◆ DATASET RECORDS:
━━━━
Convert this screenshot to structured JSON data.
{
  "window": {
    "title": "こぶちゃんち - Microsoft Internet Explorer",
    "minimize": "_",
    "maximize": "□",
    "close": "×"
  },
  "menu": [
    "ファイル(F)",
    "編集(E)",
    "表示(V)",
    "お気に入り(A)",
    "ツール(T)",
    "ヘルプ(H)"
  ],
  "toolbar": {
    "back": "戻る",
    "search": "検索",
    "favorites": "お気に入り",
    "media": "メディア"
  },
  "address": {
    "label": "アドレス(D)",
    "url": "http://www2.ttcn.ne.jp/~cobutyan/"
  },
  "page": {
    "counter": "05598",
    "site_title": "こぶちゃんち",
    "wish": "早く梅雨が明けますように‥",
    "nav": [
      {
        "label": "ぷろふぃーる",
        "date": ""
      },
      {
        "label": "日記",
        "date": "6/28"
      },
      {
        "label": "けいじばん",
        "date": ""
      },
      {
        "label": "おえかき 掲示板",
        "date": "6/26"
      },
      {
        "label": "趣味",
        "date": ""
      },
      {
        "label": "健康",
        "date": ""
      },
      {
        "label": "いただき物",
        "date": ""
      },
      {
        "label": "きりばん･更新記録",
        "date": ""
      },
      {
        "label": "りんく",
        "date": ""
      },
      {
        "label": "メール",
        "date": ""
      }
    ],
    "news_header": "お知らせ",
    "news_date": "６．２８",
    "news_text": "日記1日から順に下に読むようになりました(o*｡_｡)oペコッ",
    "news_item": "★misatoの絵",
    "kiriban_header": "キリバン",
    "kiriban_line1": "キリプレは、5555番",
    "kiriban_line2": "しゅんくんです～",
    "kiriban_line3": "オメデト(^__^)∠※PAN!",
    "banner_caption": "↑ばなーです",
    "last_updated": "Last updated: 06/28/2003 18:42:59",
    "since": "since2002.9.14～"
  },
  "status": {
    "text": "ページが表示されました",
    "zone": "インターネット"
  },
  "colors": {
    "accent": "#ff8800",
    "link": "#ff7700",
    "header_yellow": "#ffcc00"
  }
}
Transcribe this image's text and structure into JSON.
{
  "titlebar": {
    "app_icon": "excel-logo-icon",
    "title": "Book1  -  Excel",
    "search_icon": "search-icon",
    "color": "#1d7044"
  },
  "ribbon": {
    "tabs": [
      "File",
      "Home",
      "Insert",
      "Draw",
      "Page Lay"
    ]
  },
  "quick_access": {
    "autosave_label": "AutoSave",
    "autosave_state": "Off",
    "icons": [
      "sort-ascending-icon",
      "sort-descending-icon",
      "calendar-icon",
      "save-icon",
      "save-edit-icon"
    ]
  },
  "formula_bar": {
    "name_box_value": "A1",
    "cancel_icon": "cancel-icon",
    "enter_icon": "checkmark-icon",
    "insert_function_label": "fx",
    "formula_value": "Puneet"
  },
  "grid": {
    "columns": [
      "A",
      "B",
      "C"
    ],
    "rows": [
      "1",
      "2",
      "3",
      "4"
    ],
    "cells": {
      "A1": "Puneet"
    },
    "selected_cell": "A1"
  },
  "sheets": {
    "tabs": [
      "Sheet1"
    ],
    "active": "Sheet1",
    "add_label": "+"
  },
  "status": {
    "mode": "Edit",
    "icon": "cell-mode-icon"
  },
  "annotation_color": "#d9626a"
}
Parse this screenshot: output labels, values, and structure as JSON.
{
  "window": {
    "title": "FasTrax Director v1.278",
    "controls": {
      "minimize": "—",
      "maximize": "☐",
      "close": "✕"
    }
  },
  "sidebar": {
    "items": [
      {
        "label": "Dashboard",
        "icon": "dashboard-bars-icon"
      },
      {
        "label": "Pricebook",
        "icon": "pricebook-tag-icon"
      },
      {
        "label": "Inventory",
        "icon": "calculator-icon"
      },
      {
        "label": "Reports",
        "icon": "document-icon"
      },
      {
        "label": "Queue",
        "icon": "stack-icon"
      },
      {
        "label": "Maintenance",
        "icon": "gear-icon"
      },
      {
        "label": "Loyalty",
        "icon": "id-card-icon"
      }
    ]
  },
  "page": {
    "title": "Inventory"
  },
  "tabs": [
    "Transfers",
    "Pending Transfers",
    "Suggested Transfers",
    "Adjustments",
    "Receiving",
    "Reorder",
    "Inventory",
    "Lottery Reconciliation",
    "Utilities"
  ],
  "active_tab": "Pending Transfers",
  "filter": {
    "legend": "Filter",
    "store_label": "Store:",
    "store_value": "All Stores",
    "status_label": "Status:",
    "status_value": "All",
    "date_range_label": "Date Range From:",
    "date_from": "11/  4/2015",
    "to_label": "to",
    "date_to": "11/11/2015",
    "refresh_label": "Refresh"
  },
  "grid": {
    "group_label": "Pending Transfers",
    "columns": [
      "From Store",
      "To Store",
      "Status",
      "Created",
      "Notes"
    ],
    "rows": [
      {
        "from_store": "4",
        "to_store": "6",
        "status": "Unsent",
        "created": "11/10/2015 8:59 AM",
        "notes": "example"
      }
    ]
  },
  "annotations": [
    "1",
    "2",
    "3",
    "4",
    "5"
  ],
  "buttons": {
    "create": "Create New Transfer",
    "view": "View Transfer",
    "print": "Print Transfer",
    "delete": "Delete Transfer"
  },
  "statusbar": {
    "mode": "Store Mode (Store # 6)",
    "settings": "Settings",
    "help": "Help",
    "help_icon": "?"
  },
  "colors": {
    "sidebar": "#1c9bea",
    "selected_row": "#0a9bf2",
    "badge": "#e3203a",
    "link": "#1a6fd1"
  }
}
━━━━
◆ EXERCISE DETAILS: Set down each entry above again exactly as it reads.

◆ EXPECTED ANSWER:
Convert this screenshot to structured JSON data.
{
  "window": {
    "title": "こぶちゃんち - Microsoft Internet Explorer",
    "minimize": "_",
    "maximize": "□",
    "close": "×"
  },
  "menu": [
    "ファイル(F)",
    "編集(E)",
    "表示(V)",
    "お気に入り(A)",
    "ツール(T)",
    "ヘルプ(H)"
  ],
  "toolbar": {
    "back": "戻る",
    "search": "検索",
    "favorites": "お気に入り",
    "media": "メディア"
  },
  "address": {
    "label": "アドレス(D)",
    "url": "http://www2.ttcn.ne.jp/~cobutyan/"
  },
  "page": {
    "counter": "05598",
    "site_title": "こぶちゃんち",
    "wish": "早く梅雨が明けますように‥",
    "nav": [
      {
        "label": "ぷろふぃーる",
        "date": ""
      },
      {
        "label": "日記",
        "date": "6/28"
      },
      {
        "label": "けいじばん",
        "date": ""
      },
      {
        "label": "おえかき 掲示板",
        "date": "6/26"
      },
      {
        "label": "趣味",
        "date": ""
      },
      {
        "label": "健康",
        "date": ""
      },
      {
        "label": "いただき物",
        "date": ""
      },
      {
        "label": "きりばん･更新記録",
        "date": ""
      },
      {
        "label": "りんく",
        "date": ""
      },
      {
        "label": "メール",
        "date": ""
      }
    ],
    "news_header": "お知らせ",
    "news_date": "６．２８",
    "news_text": "日記1日から順に下に読むようになりました(o*｡_｡)oペコッ",
    "news_item": "★misatoの絵",
    "kiriban_header": "キリバン",
    "kiriban_line1": "キリプレは、5555番",
    "kiriban_line2": "しゅんくんです～",
    "kiriban_line3": "オメデト(^__^)∠※PAN!",
    "banner_caption": "↑ばなーです",
    "last_updated": "Last updated: 06/28/2003 18:42:59",
    "since": "since2002.9.14～"
  },
  "status": {
    "text": "ページが表示されました",
    "zone": "インターネット"
  },
  "colors": {
    "accent": "#ff8800",
    "link": "#ff7700",
    "header_yellow": "#ffcc00"
  }
}
Transcribe this image's text and structure into JSON.
{
  "titlebar": {
    "app_icon": "excel-logo-icon",
    "title": "Book1  -  Excel",
    "search_icon": "search-icon",
    "color": "#1d7044"
  },
  "ribbon": {
    "tabs": [
      "File",
      "Home",
      "Insert",
      "Draw",
      "Page Lay"
    ]
  },
  "quick_access": {
    "autosave_label": "AutoSave",
    "autosave_state": "Off",
    "icons": [
      "sort-ascending-icon",
      "sort-descending-icon",
      "calendar-icon",
      "save-icon",
      "save-edit-icon"
    ]
  },
  "formula_bar": {
    "name_box_value": "A1",
    "cancel_icon": "cancel-icon",
    "enter_icon": "checkmark-icon",
    "insert_function_label": "fx",
    "formula_value": "Puneet"
  },
  "grid": {
    "columns": [
      "A",
      "B",
      "C"
    ],
    "rows": [
      "1",
      "2",
      "3",
      "4"
    ],
    "cells": {
      "A1": "Puneet"
    },
    "selected_cell": "A1"
  },
  "sheets": {
    "tabs": [
      "Sheet1"
    ],
    "active": "Sheet1",
    "add_label": "+"
  },
  "status": {
    "mode": "Edit",
    "icon": "cell-mode-icon"
  },
  "annotation_color": "#d9626a"
}
Parse this screenshot: output labels, values, and structure as JSON.
{
  "window": {
    "title": "FasTrax Director v1.278",
    "controls": {
      "minimize": "—",
      "maximize": "☐",
      "close": "✕"
    }
  },
  "sidebar": {
    "items": [
      {
        "label": "Dashboard",
        "icon": "dashboard-bars-icon"
      },
      {
        "label": "Pricebook",
        "icon": "pricebook-tag-icon"
      },
      {
        "label": "Inventory",
        "icon": "calculator-icon"
      },
      {
        "label": "Reports",
        "icon": "document-icon"
      },
      {
        "label": "Queue",
        "icon": "stack-icon"
      },
      {
        "label": "Maintenance",
        "icon": "gear-icon"
      },
      {
        "label": "Loyalty",
        "icon": "id-card-icon"
      }
    ]
  },
  "page": {
    "title": "Inventory"
  },
  "tabs": [
    "Transfers",
    "Pending Transfers",
    "Suggested Transfers",
    "Adjustments",
    "Receiving",
    "Reorder",
    "Inventory",
    "Lottery Reconciliation",
    "Utilities"
  ],
  "active_tab": "Pending Transfers",
  "filter": {
    "legend": "Filter",
    "store_label": "Store:",
    "store_value": "All Stores",
    "status_label": "Status:",
    "status_value": "All",
    "date_range_label": "Date Range From:",
    "date_from": "11/  4/2015",
    "to_label": "to",
    "date_to": "11/11/2015",
    "refresh_label": "Refresh"
  },
  "grid": {
    "group_label": "Pending Transfers",
    "columns": [
      "From Store",
      "To Store",
      "Status",
      "Created",
      "Notes"
    ],
    "rows": [
      {
        "from_store": "4",
        "to_store": "6",
        "status": "Unsent",
        "created": "11/10/2015 8:59 AM",
        "notes": "example"
      }
    ]
  },
  "annotations": [
    "1",
    "2",
    "3",
    "4",
    "5"
  ],
  "buttons": {
    "create": "Create New Transfer",
    "view": "View Transfer",
    "print": "Print Transfer",
    "delete": "Delete Transfer"
  },
  "statusbar": {
    "mode": "Store Mode (Store # 6)",
    "settings": "Settings",
    "help": "Help",
    "help_icon": "?"
  },
  "colors": {
    "sidebar": "#1c9bea",
    "selected_row": "#0a9bf2",
    "badge": "#e3203a",
    "link": "#1a6fd1"
  }
}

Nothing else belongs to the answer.